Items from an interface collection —
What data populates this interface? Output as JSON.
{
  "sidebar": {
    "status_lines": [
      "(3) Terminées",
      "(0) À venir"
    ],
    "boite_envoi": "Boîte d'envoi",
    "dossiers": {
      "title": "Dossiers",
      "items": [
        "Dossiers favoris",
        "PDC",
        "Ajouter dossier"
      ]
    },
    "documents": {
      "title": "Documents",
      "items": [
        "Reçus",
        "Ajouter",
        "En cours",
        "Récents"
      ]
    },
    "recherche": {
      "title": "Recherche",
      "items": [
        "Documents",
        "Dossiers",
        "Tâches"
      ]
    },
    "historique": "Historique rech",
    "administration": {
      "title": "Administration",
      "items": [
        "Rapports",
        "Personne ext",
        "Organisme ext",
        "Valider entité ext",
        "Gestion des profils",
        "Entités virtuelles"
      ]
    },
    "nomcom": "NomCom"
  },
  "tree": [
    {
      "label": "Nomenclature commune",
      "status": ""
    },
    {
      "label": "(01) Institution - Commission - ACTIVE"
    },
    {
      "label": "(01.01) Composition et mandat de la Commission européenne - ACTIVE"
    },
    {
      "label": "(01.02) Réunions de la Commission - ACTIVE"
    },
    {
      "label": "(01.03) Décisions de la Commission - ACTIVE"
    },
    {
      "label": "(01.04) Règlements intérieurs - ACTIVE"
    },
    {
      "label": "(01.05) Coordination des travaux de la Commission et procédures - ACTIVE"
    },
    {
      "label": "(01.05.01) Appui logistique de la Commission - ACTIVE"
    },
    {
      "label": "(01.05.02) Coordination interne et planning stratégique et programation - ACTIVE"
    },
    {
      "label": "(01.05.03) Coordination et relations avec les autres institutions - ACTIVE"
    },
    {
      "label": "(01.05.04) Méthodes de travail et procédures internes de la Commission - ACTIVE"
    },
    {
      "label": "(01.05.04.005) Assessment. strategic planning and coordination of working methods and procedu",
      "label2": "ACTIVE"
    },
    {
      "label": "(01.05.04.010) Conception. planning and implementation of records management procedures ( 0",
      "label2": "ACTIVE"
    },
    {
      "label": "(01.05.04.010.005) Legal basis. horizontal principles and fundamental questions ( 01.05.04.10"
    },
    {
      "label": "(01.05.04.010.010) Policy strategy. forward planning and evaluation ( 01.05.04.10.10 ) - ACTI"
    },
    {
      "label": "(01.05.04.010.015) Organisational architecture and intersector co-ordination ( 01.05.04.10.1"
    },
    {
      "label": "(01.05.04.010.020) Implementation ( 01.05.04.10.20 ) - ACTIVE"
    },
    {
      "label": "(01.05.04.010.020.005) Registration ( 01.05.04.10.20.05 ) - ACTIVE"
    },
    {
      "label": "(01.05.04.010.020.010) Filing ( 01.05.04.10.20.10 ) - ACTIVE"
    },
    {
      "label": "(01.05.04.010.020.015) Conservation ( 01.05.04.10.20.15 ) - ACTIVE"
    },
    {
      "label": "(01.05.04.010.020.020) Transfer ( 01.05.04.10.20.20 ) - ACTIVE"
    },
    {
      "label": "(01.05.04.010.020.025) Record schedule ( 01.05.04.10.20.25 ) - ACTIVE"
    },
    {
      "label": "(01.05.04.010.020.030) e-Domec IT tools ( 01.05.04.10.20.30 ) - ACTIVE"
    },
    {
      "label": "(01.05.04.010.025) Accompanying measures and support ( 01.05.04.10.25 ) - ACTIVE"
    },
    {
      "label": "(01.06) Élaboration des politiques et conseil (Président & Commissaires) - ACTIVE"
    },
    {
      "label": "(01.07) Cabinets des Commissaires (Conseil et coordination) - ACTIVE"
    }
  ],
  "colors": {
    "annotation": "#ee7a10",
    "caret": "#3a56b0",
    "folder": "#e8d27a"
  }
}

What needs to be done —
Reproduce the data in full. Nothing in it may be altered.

Task output —
What data populates this interface? Output as JSON.
{
  "sidebar": {
    "status_lines": [
      "(3) Terminées",
      "(0) À venir"
    ],
    "boite_envoi": "Boîte d'envoi",
    "dossiers": {
      "title": "Dossiers",
      "items": [
        "Dossiers favoris",
        "PDC",
        "Ajouter dossier"
      ]
    },
    "documents": {
      "title": "Documents",
      "items": [
        "Reçus",
        "Ajouter",
        "En cours",
        "Récents"
      ]
    },
    "recherche": {
      "title": "Recherche",
      "items": [
        "Documents",
        "Dossiers",
        "Tâches"
      ]
    },
    "historique": "Historique rech",
    "administration": {
      "title": "Administration",
      "items": [
        "Rapports",
        "Personne ext",
        "Organisme ext",
        "Valider entité ext",
        "Gestion des profils",
        "Entités virtuelles"
      ]
    },
    "nomcom": "NomCom"
  },
  "tree": [
    {
      "label": "Nomenclature commune",
      "status": ""
    },
    {
      "label": "(01) Institution - Commission - ACTIVE"
    },
    {
      "label": "(01.01) Composition et mandat de la Commission européenne - ACTIVE"
    },
    {
      "label": "(01.02) Réunions de la Commission - ACTIVE"
    },
    {
      "label": "(01.03) Décisions de la Commission - ACTIVE"
    },
    {
      "label": "(01.04) Règlements intérieurs - ACTIVE"
    },
    {
      "label": "(01.05) Coordination des travaux de la Commission et procédures - ACTIVE"
    },
    {
      "label": "(01.05.01) Appui logistique de la Commission - ACTIVE"
    },
    {
      "label": "(01.05.02) Coordination interne et planning stratégique et programation - ACTIVE"
    },
    {
      "label": "(01.05.03) Coordination et relations avec les autres institutions - ACTIVE"
    },
    {
      "label": "(01.05.04) Méthodes de travail et procédures internes de la Commission - ACTIVE"
    },
    {
      "label": "(01.05.04.005) Assessment. strategic planning and coordination of working methods and procedu",
      "label2": "ACTIVE"
    },
    {
      "label": "(01.05.04.010) Conception. planning and implementation of records management procedures ( 0",
      "label2": "ACTIVE"
    },
    {
      "label": "(01.05.04.010.005) Legal basis. horizontal principles and fundamental questions ( 01.05.04.10"
    },
    {
      "label": "(01.05.04.010.010) Policy strategy. forward planning and evaluation ( 01.05.04.10.10 ) - ACTI"
    },
    {
      "label": "(01.05.04.010.015) Organisational architecture and intersector co-ordination ( 01.05.04.10.1"
    },
    {
      "label": "(01.05.04.010.020) Implementation ( 01.05.04.10.20 ) - ACTIVE"
    },
    {
      "label": "(01.05.04.010.020.005) Registration ( 01.05.04.10.20.05 ) - ACTIVE"
    },
    {
      "label": "(01.05.04.010.020.010) Filing ( 01.05.04.10.20.10 ) - ACTIVE"
    },
    {
      "label": "(01.05.04.010.020.015) Conservation ( 01.05.04.10.20.15 ) - ACTIVE"
    },
    {
      "label": "(01.05.04.010.020.020) Transfer ( 01.05.04.10.20.20 ) - ACTIVE"
    },
    {
      "label": "(01.05.04.010.020.025) Record schedule ( 01.05.04.10.20.25 ) - ACTIVE"
    },
    {
      "label": "(01.05.04.010.020.030) e-Domec IT tools ( 01.05.04.10.20.30 ) - ACTIVE"
    },
    {
      "label": "(01.05.04.010.025) Accompanying measures and support ( 01.05.04.10.25 ) - ACTIVE"
    },
    {
      "label": "(01.06) Élaboration des politiques et conseil (Président & Commissaires) - ACTIVE"
    },
    {
      "label": "(01.07) Cabinets des Commissaires (Conseil et coordination) - ACTIVE"
    }
  ],
  "colors": {
    "annotation": "#ee7a10",
    "caret": "#3a56b0",
    "folder": "#e8d27a"
  }
}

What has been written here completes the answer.